## Information given
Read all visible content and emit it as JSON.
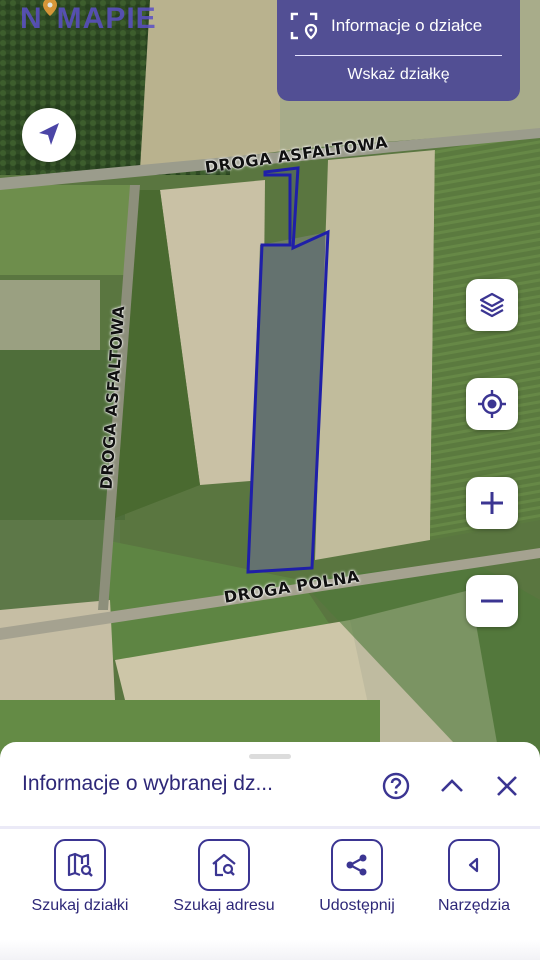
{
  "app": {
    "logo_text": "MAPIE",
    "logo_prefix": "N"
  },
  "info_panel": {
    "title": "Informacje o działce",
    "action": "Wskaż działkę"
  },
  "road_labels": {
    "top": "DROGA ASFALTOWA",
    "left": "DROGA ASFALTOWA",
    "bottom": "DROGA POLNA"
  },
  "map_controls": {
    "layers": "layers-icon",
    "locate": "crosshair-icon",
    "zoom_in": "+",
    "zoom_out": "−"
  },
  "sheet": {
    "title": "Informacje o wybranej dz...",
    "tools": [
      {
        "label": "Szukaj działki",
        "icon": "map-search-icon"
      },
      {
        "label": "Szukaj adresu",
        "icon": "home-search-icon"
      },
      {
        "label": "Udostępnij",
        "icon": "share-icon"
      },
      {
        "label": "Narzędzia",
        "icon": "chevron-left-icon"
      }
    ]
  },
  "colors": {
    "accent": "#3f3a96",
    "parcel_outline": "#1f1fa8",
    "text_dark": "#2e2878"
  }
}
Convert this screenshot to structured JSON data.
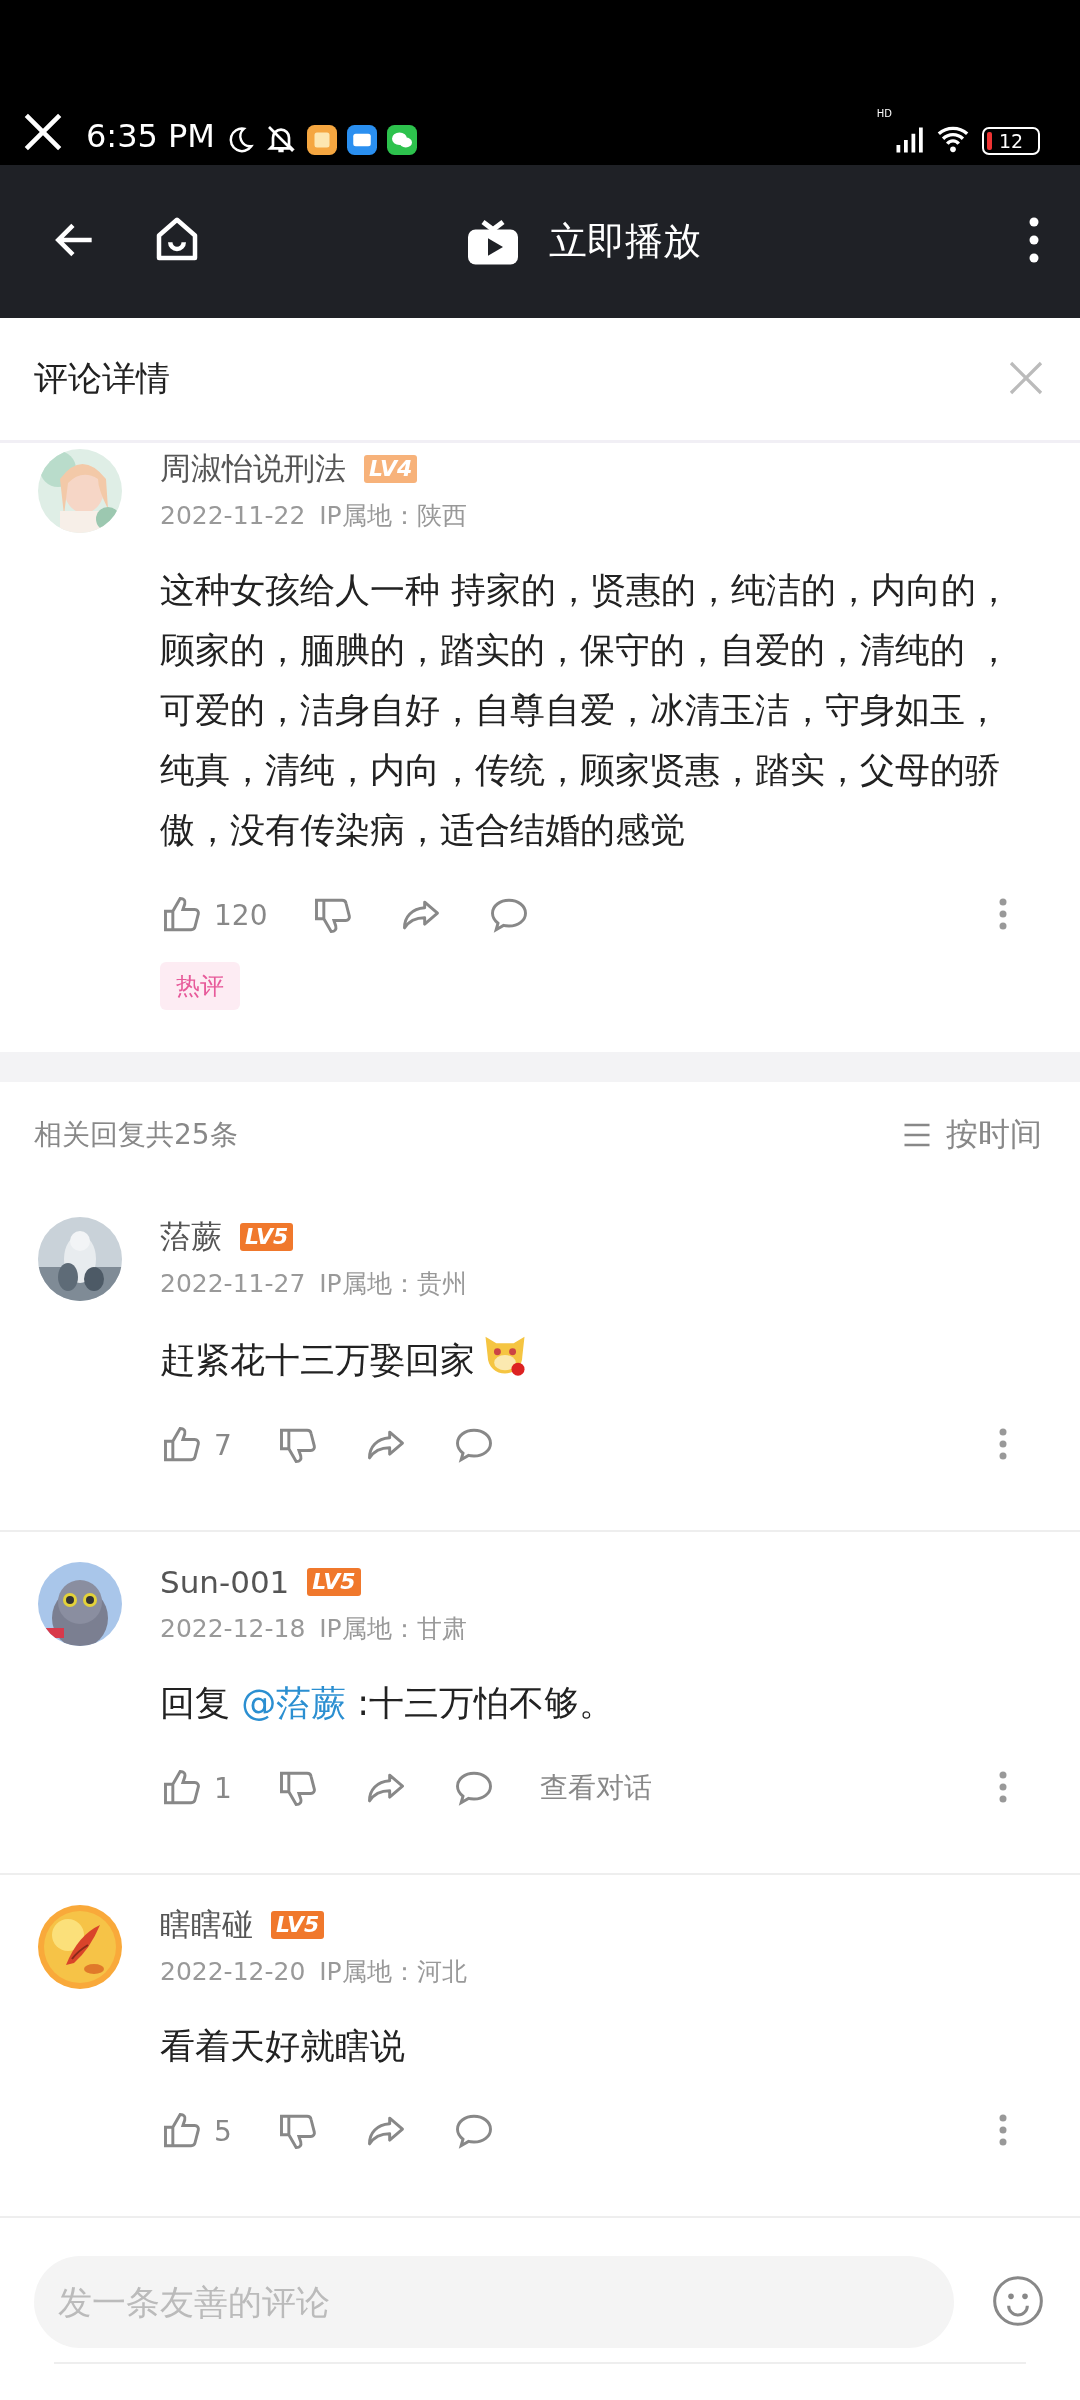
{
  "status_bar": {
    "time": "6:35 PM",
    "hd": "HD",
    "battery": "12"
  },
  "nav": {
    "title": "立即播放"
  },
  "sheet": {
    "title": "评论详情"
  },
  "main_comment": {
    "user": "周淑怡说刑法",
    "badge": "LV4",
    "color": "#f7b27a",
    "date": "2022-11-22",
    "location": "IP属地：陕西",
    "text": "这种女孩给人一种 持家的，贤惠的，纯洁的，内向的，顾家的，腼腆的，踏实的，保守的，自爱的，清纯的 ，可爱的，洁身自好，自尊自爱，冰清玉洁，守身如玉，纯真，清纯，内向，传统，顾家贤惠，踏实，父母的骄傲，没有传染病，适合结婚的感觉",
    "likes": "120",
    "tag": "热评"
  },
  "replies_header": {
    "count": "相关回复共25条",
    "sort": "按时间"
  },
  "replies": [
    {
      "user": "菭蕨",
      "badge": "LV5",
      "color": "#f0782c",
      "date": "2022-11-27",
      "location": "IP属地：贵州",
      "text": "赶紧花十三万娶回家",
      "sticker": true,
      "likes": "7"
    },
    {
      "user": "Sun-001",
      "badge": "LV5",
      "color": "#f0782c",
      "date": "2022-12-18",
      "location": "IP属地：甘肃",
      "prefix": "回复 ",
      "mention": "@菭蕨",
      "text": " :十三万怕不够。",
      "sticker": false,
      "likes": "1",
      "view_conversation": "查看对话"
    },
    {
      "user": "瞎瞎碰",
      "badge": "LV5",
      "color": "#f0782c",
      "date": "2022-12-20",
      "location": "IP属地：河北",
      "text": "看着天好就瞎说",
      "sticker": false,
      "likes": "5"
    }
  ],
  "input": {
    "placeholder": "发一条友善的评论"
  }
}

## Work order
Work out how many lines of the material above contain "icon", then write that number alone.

## Exercise output
6